By Jo Baker
The story behind Longbourn can be summarized in one sentence: it is Pride and Prejudice told from the point of view of the servants.
Although Jane Austen rarely mentions a servant in her classic novel, Baker creates a series of characters who wait on the Bennetts: Sarah (orphaned at 6, she grew into a young woman while serving as housemaid), Mr. and Mrs. Hill (elderly head butler and housekeeper), Polly (even young housemaid who is naive and full of dreams), and James Smith (orphan who, after a series of hardships, becomes a butler).
Review & Recommendation: There’s something I love about British history. Maybe it stems from a high school trip to England with my grandma (my first trip overseas), seeing the beautiful buildings and picking out new-to-me foods. Or maybe it’s the fairy tale-like stories, both fiction and non-fiction of royalty and nobility that I simply cant’ relate to. Whatever the reason, I am drawn to British historical novels, fiction and non-fiction alike.
Pride and Prejudice has long been a favorite of mine (I’ve even been known to read some of the trashy spin-offs) so when Longbourn was chosen as a book for book club, I quickly bought an e-book version, but dawdled before starting it with fear I’d finish too quickly. Life got me sidetracked so I took quite a while in reading it, but I thoroughly enjoyed Longbourn. Actually, the feel of the book reminded me a lot of Downton Abbey, which I devoured while on maternity leave.
Anyway, I felt that the tone of the book stayed fairly true to Jane Austen and the story-line of Longbourn follows that of Pride and Prejudice. However, it is important to note that because the role of the servants was minimal in Pride and Prejudice, Baker made up just about everything that the servants were doing. As a result, sometimes the story felt a bit choppy, like long, classic scenes in Pride and Prejudice were cut short, and that we left from scene to scene with little transition.
The other critique I have is that the story is interrupted for several pages by a flashback into the footman’s (James) history. While I appreciate the character background, it was a huge break in the story (added because there wasn’t enough for the servants to be doing along the story line of Pride and Prejudice?) and ended up feeling like Baker was trying to fill pages.

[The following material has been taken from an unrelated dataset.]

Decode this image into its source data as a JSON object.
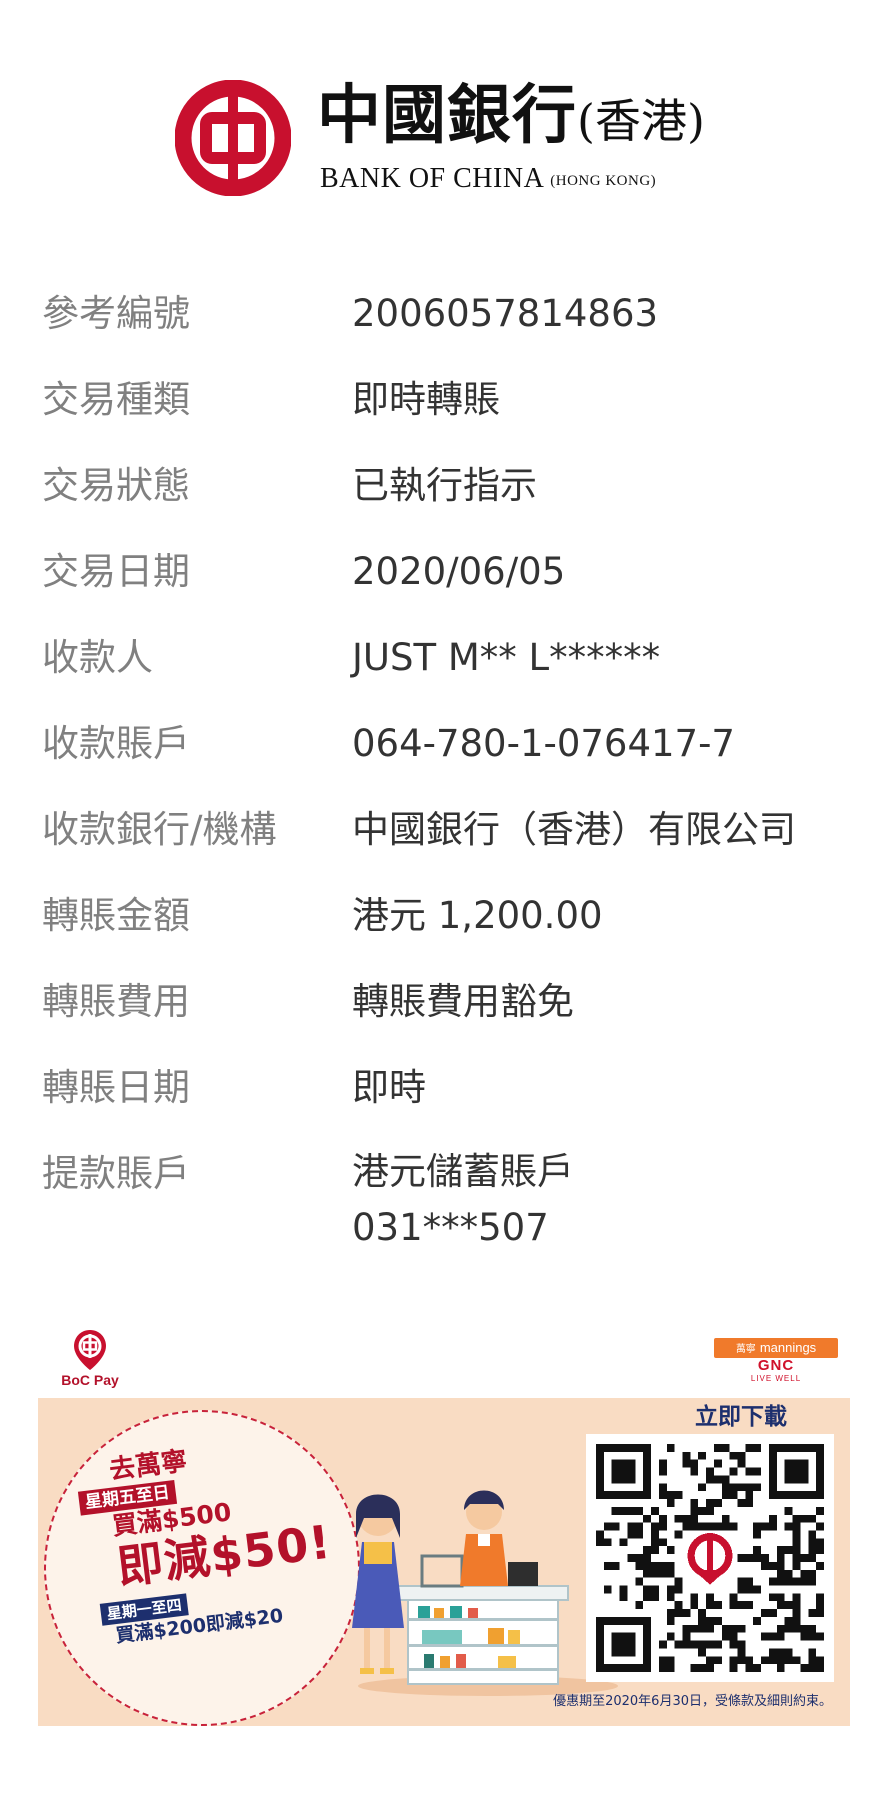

Overall, Longbourn was an enjoyable and different read for a Pride and Prejudice enthusiast.